## INSTRUCTIONS TO FOLLOW
From the records below, copy each line in which the string "building" occurs.

## MATERIAL PROVIDED
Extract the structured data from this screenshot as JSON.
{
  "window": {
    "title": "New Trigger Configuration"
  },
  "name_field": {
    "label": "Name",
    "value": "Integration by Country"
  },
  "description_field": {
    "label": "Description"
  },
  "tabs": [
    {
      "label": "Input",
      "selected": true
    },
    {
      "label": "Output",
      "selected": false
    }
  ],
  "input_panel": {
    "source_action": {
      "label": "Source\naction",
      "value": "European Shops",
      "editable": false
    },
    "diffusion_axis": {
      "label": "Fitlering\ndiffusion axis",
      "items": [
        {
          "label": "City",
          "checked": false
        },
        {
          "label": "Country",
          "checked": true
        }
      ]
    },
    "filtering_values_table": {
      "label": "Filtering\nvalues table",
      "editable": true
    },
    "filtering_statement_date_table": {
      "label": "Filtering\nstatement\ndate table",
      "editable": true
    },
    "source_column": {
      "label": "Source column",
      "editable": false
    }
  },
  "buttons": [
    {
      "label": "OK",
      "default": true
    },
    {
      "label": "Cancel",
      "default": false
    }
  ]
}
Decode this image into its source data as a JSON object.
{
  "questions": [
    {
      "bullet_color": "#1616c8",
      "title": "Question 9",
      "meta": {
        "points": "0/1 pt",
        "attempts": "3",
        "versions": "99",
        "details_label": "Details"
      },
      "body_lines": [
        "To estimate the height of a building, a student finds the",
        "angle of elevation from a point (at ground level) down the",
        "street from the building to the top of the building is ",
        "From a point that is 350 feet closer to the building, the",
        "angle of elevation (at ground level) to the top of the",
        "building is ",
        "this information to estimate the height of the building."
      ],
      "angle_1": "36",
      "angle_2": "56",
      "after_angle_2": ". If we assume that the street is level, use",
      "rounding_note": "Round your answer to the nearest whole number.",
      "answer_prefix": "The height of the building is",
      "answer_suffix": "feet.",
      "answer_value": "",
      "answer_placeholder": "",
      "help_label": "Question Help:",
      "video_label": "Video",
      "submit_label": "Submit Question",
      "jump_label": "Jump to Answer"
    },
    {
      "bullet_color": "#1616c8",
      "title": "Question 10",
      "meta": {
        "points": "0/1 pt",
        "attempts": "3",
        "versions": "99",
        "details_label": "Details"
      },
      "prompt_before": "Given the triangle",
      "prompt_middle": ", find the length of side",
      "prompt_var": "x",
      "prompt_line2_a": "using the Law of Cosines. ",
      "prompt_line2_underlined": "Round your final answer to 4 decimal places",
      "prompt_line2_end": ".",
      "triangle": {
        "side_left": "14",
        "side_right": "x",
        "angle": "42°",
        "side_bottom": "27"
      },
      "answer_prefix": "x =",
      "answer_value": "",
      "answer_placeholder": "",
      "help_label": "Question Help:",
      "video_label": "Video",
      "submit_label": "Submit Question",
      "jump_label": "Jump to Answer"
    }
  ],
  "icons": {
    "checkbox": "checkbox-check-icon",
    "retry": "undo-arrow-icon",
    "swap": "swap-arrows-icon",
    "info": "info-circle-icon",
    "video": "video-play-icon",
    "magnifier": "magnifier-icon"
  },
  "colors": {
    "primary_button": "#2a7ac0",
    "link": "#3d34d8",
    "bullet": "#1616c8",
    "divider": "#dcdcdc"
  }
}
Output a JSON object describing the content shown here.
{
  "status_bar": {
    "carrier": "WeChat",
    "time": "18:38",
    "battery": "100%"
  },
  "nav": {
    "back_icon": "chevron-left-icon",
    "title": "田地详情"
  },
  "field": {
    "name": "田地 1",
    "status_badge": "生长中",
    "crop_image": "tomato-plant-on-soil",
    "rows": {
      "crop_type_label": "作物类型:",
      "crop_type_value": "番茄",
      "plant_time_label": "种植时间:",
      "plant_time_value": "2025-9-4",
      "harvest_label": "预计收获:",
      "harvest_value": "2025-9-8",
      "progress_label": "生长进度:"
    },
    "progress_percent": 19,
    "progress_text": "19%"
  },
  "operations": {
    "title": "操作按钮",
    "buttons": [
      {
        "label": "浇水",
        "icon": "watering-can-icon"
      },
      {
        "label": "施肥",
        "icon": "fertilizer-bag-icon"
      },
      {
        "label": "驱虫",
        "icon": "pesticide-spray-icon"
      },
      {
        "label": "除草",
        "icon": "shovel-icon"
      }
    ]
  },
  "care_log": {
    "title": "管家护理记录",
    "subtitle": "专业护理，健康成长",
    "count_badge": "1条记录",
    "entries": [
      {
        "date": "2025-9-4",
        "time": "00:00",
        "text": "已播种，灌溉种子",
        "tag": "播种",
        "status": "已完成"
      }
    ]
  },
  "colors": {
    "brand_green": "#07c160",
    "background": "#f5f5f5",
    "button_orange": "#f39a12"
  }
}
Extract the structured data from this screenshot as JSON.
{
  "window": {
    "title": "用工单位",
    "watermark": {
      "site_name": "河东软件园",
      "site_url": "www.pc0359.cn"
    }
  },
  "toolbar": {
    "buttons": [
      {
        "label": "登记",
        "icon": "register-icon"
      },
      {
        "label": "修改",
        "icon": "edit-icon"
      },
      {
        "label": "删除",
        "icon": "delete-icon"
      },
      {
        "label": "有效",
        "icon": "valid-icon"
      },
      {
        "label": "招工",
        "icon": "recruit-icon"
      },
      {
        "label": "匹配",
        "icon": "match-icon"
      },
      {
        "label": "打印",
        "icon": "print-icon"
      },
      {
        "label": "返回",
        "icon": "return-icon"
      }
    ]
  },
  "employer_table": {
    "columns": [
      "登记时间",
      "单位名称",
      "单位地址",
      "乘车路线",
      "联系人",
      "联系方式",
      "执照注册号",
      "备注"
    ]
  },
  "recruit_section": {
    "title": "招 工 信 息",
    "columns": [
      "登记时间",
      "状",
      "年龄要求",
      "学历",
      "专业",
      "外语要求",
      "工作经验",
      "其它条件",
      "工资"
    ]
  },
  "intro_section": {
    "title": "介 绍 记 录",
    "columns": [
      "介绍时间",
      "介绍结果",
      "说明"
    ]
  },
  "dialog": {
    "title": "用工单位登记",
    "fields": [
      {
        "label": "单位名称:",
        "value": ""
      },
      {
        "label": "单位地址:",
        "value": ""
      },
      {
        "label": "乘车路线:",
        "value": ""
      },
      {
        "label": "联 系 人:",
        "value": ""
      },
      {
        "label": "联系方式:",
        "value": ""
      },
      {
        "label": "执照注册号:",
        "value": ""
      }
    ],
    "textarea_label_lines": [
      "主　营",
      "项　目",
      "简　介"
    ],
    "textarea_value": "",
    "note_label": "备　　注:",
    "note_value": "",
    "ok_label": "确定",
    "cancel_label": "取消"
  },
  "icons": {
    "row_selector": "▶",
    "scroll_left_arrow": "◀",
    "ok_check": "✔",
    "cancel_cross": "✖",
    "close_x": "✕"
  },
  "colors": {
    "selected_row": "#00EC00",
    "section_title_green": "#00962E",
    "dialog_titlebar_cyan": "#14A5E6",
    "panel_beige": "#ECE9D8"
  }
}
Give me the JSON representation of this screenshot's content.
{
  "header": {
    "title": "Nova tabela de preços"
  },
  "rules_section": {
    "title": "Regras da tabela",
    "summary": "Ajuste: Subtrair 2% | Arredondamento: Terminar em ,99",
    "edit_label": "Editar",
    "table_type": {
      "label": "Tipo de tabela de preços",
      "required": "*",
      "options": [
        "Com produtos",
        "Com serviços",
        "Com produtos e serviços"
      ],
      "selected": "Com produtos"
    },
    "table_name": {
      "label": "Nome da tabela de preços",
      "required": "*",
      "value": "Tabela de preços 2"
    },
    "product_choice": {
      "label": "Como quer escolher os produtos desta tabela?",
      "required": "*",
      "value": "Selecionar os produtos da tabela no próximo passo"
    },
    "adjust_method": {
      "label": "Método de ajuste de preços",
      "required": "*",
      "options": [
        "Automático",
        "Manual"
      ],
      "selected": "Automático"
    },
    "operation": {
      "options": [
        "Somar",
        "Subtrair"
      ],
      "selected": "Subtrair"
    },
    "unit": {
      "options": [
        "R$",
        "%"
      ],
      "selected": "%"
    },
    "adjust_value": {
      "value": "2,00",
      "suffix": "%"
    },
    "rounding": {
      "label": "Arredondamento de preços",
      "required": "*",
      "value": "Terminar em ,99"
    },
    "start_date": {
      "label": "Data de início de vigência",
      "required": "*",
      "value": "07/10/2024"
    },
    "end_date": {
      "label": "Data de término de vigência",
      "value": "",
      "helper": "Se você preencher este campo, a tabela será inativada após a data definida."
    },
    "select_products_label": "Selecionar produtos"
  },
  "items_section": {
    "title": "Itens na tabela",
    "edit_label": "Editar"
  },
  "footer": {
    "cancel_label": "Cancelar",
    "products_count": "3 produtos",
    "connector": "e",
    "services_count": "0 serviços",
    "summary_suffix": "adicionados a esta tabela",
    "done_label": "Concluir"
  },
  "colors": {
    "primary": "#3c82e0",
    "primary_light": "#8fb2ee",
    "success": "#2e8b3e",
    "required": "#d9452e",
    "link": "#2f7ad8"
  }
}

## ANSWER SECTION
        "To estimate the height of a building, a student finds the",
        "street from the building to the top of the building is ",
        "From a point that is 350 feet closer to the building, the",
        "building is ",
        "this information to estimate the height of the building."
      "answer_prefix": "The height of the building is",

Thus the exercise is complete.